WHAT THE TASK ASKS
Produce an exact copy of all the records.

SOURCE MATERIAL
==============================
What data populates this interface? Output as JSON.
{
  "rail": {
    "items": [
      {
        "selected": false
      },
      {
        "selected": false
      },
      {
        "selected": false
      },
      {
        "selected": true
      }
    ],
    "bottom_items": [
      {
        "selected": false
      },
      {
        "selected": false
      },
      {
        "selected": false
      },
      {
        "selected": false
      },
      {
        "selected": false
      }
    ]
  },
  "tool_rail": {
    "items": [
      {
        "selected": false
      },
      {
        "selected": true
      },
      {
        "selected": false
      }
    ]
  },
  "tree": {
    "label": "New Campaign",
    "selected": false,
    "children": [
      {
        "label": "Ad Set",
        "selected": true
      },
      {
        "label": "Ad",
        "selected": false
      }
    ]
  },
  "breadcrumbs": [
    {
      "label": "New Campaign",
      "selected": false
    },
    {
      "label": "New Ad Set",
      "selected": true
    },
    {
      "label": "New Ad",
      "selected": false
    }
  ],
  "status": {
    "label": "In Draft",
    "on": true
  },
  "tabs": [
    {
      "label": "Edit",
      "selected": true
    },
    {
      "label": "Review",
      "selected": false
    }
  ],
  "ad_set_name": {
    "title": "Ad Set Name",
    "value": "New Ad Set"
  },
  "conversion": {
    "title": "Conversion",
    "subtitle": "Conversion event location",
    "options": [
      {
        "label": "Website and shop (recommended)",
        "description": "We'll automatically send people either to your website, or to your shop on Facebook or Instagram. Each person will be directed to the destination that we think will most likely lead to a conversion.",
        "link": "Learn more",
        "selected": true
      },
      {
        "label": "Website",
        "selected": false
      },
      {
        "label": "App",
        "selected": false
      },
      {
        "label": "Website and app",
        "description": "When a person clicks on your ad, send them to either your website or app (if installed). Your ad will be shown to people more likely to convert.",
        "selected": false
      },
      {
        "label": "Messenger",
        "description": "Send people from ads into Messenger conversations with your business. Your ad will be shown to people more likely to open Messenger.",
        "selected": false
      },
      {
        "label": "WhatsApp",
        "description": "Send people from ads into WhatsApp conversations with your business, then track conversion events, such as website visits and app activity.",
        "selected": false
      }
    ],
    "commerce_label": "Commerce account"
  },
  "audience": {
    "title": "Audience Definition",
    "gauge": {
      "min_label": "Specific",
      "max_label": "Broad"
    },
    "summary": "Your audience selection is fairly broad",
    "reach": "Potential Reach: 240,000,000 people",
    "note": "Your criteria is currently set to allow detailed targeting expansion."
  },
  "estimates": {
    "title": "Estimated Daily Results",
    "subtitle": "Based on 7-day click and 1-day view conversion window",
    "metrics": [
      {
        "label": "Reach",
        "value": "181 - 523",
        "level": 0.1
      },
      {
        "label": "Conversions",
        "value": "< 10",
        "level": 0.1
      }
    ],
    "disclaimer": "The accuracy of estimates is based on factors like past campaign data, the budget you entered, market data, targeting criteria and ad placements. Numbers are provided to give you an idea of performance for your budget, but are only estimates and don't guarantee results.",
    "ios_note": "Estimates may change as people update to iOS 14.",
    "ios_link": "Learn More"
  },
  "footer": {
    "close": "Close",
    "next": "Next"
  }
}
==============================
SOLUTION BELOW
What data populates this interface? Output as JSON.
{
  "rail": {
    "items": [
      {
        "selected": false
      },
      {
        "selected": false
      },
      {
        "selected": false
      },
      {
        "selected": true
      }
    ],
    "bottom_items": [
      {
        "selected": false
      },
      {
        "selected": false
      },
      {
        "selected": false
      },
      {
        "selected": false
      },
      {
        "selected": false
      }
    ]
  },
  "tool_rail": {
    "items": [
      {
        "selected": false
      },
      {
        "selected": true
      },
      {
        "selected": false
      }
    ]
  },
  "tree": {
    "label": "New Campaign",
    "selected": false,
    "children": [
      {
        "label": "Ad Set",
        "selected": true
      },
      {
        "label": "Ad",
        "selected": false
      }
    ]
  },
  "breadcrumbs": [
    {
      "label": "New Campaign",
      "selected": false
    },
    {
      "label": "New Ad Set",
      "selected": true
    },
    {
      "label": "New Ad",
      "selected": false
    }
  ],
  "status": {
    "label": "In Draft",
    "on": true
  },
  "tabs": [
    {
      "label": "Edit",
      "selected": true
    },
    {
      "label": "Review",
      "selected": false
    }
  ],
  "ad_set_name": {
    "title": "Ad Set Name",
    "value": "New Ad Set"
  },
  "conversion": {
    "title": "Conversion",
    "subtitle": "Conversion event location",
    "options": [
      {
        "label": "Website and shop (recommended)",
        "description": "We'll automatically send people either to your website, or to your shop on Facebook or Instagram. Each person will be directed to the destination that we think will most likely lead to a conversion.",
        "link": "Learn more",
        "selected": true
      },
      {
        "label": "Website",
        "selected": false
      },
      {
        "label": "App",
        "selected": false
      },
      {
        "label": "Website and app",
        "description": "When a person clicks on your ad, send them to either your website or app (if installed). Your ad will be shown to people more likely to convert.",
        "selected": false
      },
      {
        "label": "Messenger",
        "description": "Send people from ads into Messenger conversations with your business. Your ad will be shown to people more likely to open Messenger.",
        "selected": false
      },
      {
        "label": "WhatsApp",
        "description": "Send people from ads into WhatsApp conversations with your business, then track conversion events, such as website visits and app activity.",
        "selected": false
      }
    ],
    "commerce_label": "Commerce account"
  },
  "audience": {
    "title": "Audience Definition",
    "gauge": {
      "min_label": "Specific",
      "max_label": "Broad"
    },
    "summary": "Your audience selection is fairly broad",
    "reach": "Potential Reach: 240,000,000 people",
    "note": "Your criteria is currently set to allow detailed targeting expansion."
  },
  "estimates": {
    "title": "Estimated Daily Results",
    "subtitle": "Based on 7-day click and 1-day view conversion window",
    "metrics": [
      {
        "label": "Reach",
        "value": "181 - 523",
        "level": 0.1
      },
      {
        "label": "Conversions",
        "value": "< 10",
        "level": 0.1
      }
    ],
    "disclaimer": "The accuracy of estimates is based on factors like past campaign data, the budget you entered, market data, targeting criteria and ad placements. Numbers are provided to give you an idea of performance for your budget, but are only estimates and don't guarantee results.",
    "ios_note": "Estimates may change as people update to iOS 14.",
    "ios_link": "Learn More"
  },
  "footer": {
    "close": "Close",
    "next": "Next"
  }
}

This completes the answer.